“There is value in that Igbo method, that African way, to struggle with grief: that expressive performative mourning, where you receive every call and tell and retell the story of what happened, where isolation is a curse and” stop crying. “Refrain, but I’m not ready.”
For Adichie, this mass mourning is just too much. While her mother must shave her head, sit down and bear the grief of society, she comes to honor her dead husband with their words, spoken and signed in the Death Book, Adichie thinks: “Who are you coming to our house to write this space notebook in? How dare you make this thing right? She is disturbed by the vulgar, meaningless and empty phrases uttered, and humbly regrets times in the past when she, too, had uttered the same vulgar words to her friends who had lost a member of their family, unaware of the agonizing pain. Acute grief.
For Adichie, grief is private, and closed. She does not want to talk to others. She wants to wrap herself in melancholy like a baby in a swaddling blanket and imagine her father’s hands, still present, which soothes her from sleep. Only in the stillness of her mourning can she understand grief. For Adichie, the only word that makes sense is the simple and authentic Ndu, Igbo word unfortunately.
In the closing pages, the body still looms large for an understanding of sadness. Adichie thinks about how to decorate a body for the sake of grief, as she creates T-shirts for her father’s funeral. “I don’t particularly like shirts,” she wrote, “but I spend hours on a dedicated website designing T-shirts for my father, experimenting with fonts, colors, and images.”
It is primitive and universal, the need to create something to honor the dead; To say “I am my father’s daughter.” First: marking sadness on the body, then on the page marking sadness.
In this way, Notes on grief It becomes a bigger than lean business, universal in the experience of losing a parent, the struggle to mourn that loss, during a pandemic when airport closures and social distancing lead to funerals for months and months beyond scheduled times. Of ignorance when the funeral will be, the delay again, and then again. “After the burial, we can begin to heal,” says Adichi’s mother. Perhaps, in reading this book, in this personal lament has become universal, so have we who have lost so much over the past year of loss and grief.
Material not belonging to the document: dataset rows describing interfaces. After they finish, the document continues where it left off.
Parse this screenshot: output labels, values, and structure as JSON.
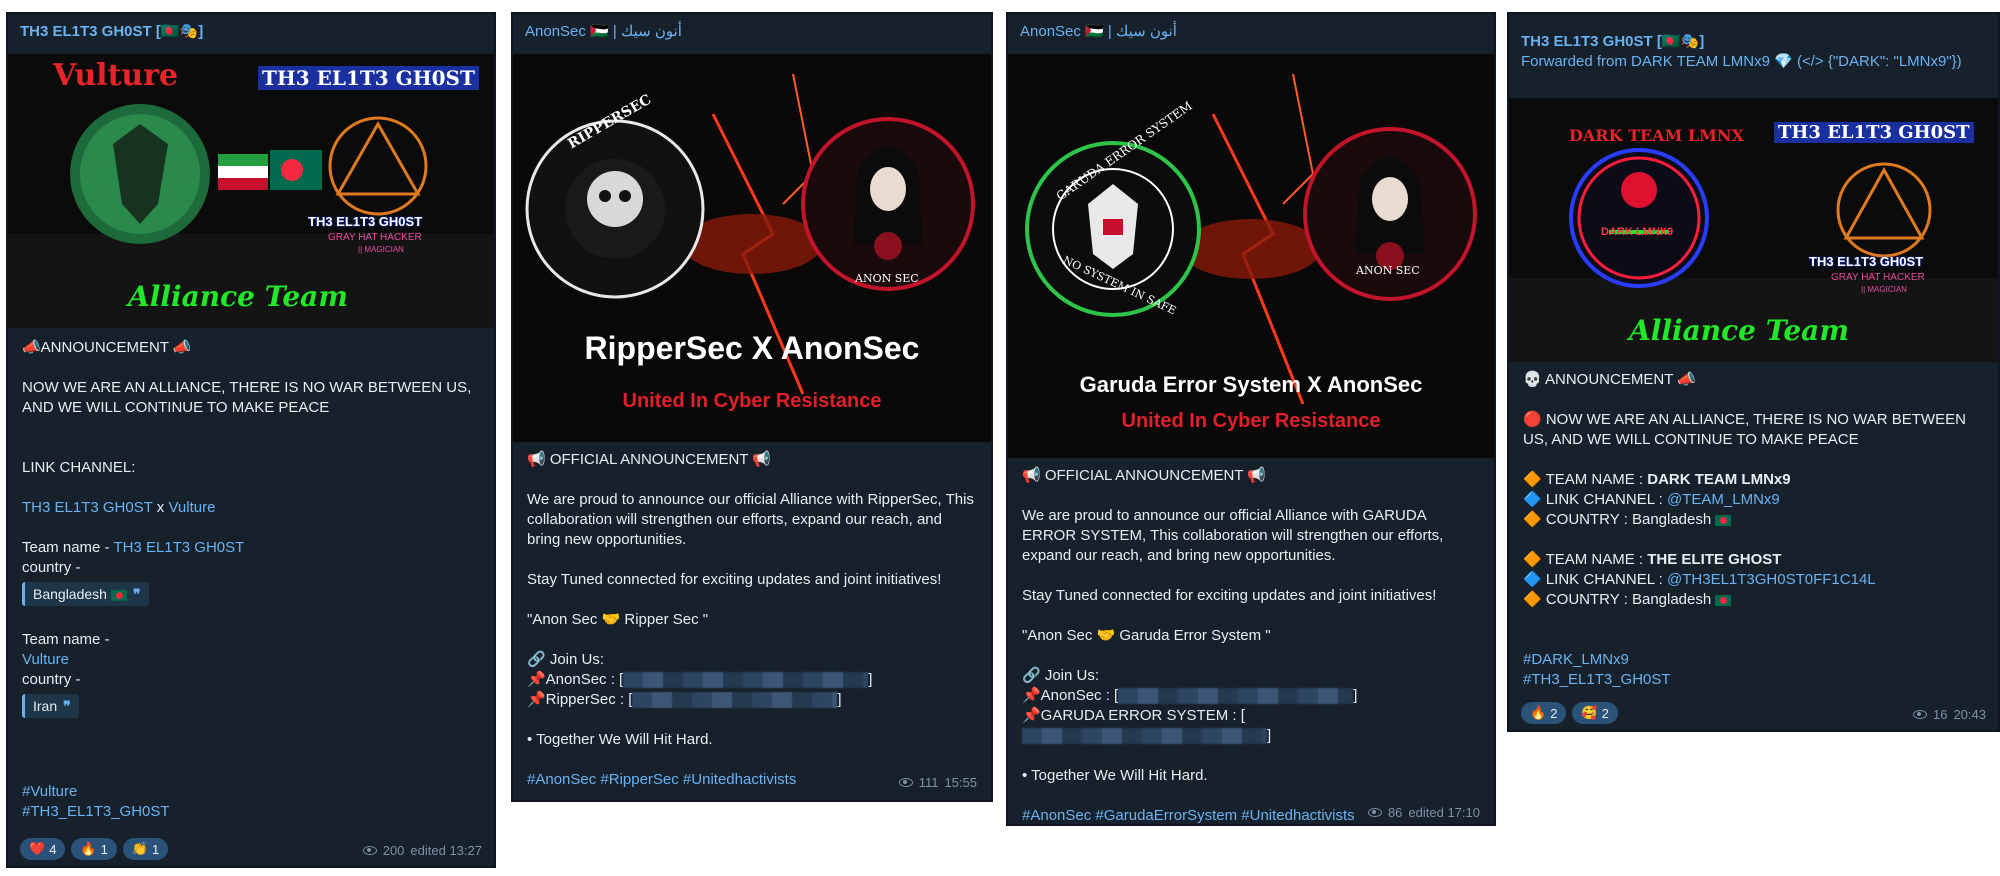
{
  "card1": {
    "channel": "TH3 EL1T3 GH0ST [🇧🇩🎭]",
    "banner": {
      "left_title": "Vulture",
      "right_title": "TH3 EL1T3 GH0ST",
      "logo_title": "TH3 EL1T3 GH0ST",
      "logo_sub": "GRAY HAT HACKER",
      "logo_sub2": "|| MAGICIAN",
      "bottom": "Alliance Team"
    },
    "announcement": "📣ANNOUNCEMENT 📣",
    "message": "NOW WE ARE AN ALLIANCE, THERE IS NO WAR BETWEEN US, AND WE WILL CONTINUE TO MAKE PEACE",
    "link_channel_label": "LINK CHANNEL:",
    "link_a": "TH3 EL1T3 GH0ST",
    "link_x": " x ",
    "link_b": "Vulture",
    "team1_label": "Team name - ",
    "team1_name": "TH3 EL1T3 GH0ST",
    "country1_label": "country -",
    "country1": "Bangladesh",
    "team2_label": "Team name -",
    "team2_name": "Vulture",
    "country2_label": " country -",
    "country2": "Iran",
    "hashtag1": "#Vulture",
    "hashtag2": "#TH3_EL1T3_GH0ST",
    "reactions": [
      {
        "emoji": "❤️",
        "count": "4"
      },
      {
        "emoji": "🔥",
        "count": "1"
      },
      {
        "emoji": "👏",
        "count": "1"
      }
    ],
    "views": "200",
    "time": "edited 13:27"
  },
  "card2": {
    "channel": "AnonSec 🇵🇸 | أنون سيك",
    "banner": {
      "left_logo": "RIPPERSEC",
      "right_logo": "ANON SEC",
      "title": "RipperSec X AnonSec",
      "subtitle": "United In Cyber Resistance"
    },
    "announcement": "📢 OFFICIAL ANNOUNCEMENT 📢",
    "message": "We are proud to announce our official Alliance with RipperSec, This collaboration will strengthen our efforts, expand our reach, and bring new opportunities.",
    "stay": "Stay Tuned connected for exciting updates and joint initiatives!",
    "quote": "\"Anon Sec  🤝  Ripper Sec \"",
    "join": "🔗 Join Us:",
    "l1": "📌AnonSec : [",
    "l2": "📌RipperSec : [",
    "close": "]",
    "together": "• Together We Will Hit Hard.",
    "hashtags": "#AnonSec #RipperSec #Unitedhactivists",
    "views": "111",
    "time": "15:55"
  },
  "card3": {
    "channel": "AnonSec 🇵🇸 | أنون سيك",
    "banner": {
      "left_logo": "GARUDA ERROR SYSTEM",
      "left_logo2": "NO SYSTEM IN SAFE",
      "right_logo": "ANON SEC",
      "title": "Garuda Error System X AnonSec",
      "subtitle": "United In Cyber Resistance"
    },
    "announcement": "📢 OFFICIAL ANNOUNCEMENT 📢",
    "message": "We are proud to announce our official Alliance with GARUDA ERROR SYSTEM, This collaboration will strengthen our efforts, expand our reach, and bring new opportunities.",
    "stay": "Stay Tuned connected for exciting updates and joint initiatives!",
    "quote": "\"Anon Sec  🤝  Garuda Error System \"",
    "join": "🔗 Join Us:",
    "l1": "📌AnonSec : [",
    "l2": "📌GARUDA ERROR SYSTEM : [",
    "close": "]",
    "together": "• Together We Will Hit Hard.",
    "hashtags": "#AnonSec #GarudaErrorSystem #Unitedhactivists",
    "views": "86",
    "time": "edited 17:10"
  },
  "card4": {
    "channel": "TH3 EL1T3 GH0ST [🇧🇩🎭]",
    "forwarded_prefix": "Forwarded from ",
    "forwarded_name": "DARK TEAM LMNx9 💎 (</> {\"DARK\": \"LMNx9\"})",
    "banner": {
      "left_title": "DARK TEAM LMNX",
      "left_logo": "DARK LMNX9",
      "right_title": "TH3 EL1T3 GH0ST",
      "logo_title": "TH3 EL1T3 GH0ST",
      "logo_sub": "GRAY HAT HACKER",
      "logo_sub2": "|| MAGICIAN",
      "bottom": "Alliance Team"
    },
    "announcement": "💀 ANNOUNCEMENT 📣",
    "message": "🔴 NOW WE ARE AN ALLIANCE, THERE IS NO WAR BETWEEN US, AND WE WILL CONTINUE TO MAKE PEACE",
    "t1_label": "🔶 TEAM NAME : ",
    "t1_name": "DARK TEAM LMNx9",
    "t1_link_label": "🔷 LINK CHANNEL : ",
    "t1_link": "@TEAM_LMNx9",
    "t1_country_label": "🔶 COUNTRY : Bangladesh",
    "t2_label": "🔶 TEAM NAME : ",
    "t2_name": "THE ELITE GHOST",
    "t2_link_label": "🔷 LINK CHANNEL : ",
    "t2_link": "@TH3EL1T3GH0ST0FF1C14L",
    "t2_country_label": "🔶 COUNTRY : Bangladesh",
    "hashtag1": "#DARK_LMNx9",
    "hashtag2": "#TH3_EL1T3_GH0ST",
    "reactions": [
      {
        "emoji": "🔥",
        "count": "2"
      },
      {
        "emoji": "🥰",
        "count": "2"
      }
    ],
    "views": "16",
    "time": "20:43"
  }
}
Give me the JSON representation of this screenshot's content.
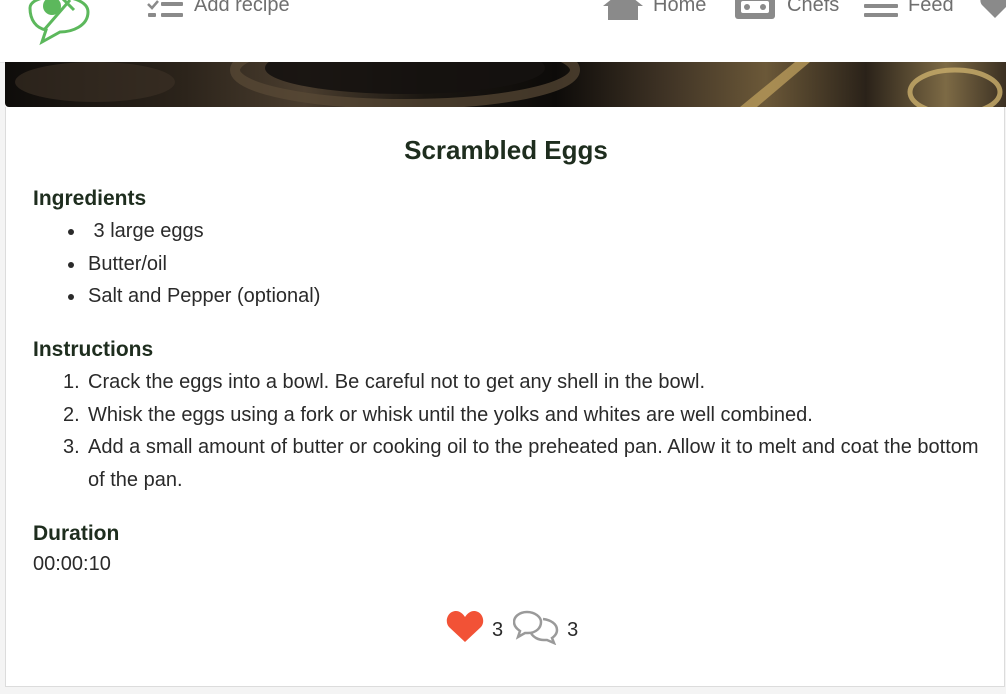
{
  "navbar": {
    "add_recipe_label": "Add recipe",
    "home_label": "Home",
    "chefs_label": "Chefs",
    "feed_label": "Feed"
  },
  "recipe": {
    "title": "Scrambled Eggs",
    "ingredients_heading": "Ingredients",
    "ingredients": [
      " 3 large eggs",
      "Butter/oil",
      "Salt and Pepper (optional)"
    ],
    "instructions_heading": "Instructions",
    "instructions": [
      "Crack the eggs into a bowl. Be careful not to get any shell in the bowl.",
      "Whisk the eggs using a fork or whisk until the yolks and whites are well combined.",
      "Add a small amount of butter or cooking oil to the preheated pan. Allow it to melt and coat the bottom of the pan."
    ],
    "duration_heading": "Duration",
    "duration": "00:00:10",
    "likes_count": "3",
    "comments_count": "3"
  },
  "colors": {
    "brand_green": "#5cb85c",
    "heart_red": "#f25236",
    "nav_gray": "#6f6f6f",
    "text_dark": "#1e2d1e"
  },
  "icons": {
    "logo": "logo-icon",
    "add_recipe": "checklist-icon",
    "home": "home-icon",
    "chefs": "chef-stove-icon",
    "feed": "feed-lines-icon",
    "favorites": "heart-icon",
    "like": "heart-icon",
    "comments": "comment-icon"
  }
}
Hope and Abbock is a poet, writer, and assistant professor at the University of Nebraska-Lincoln.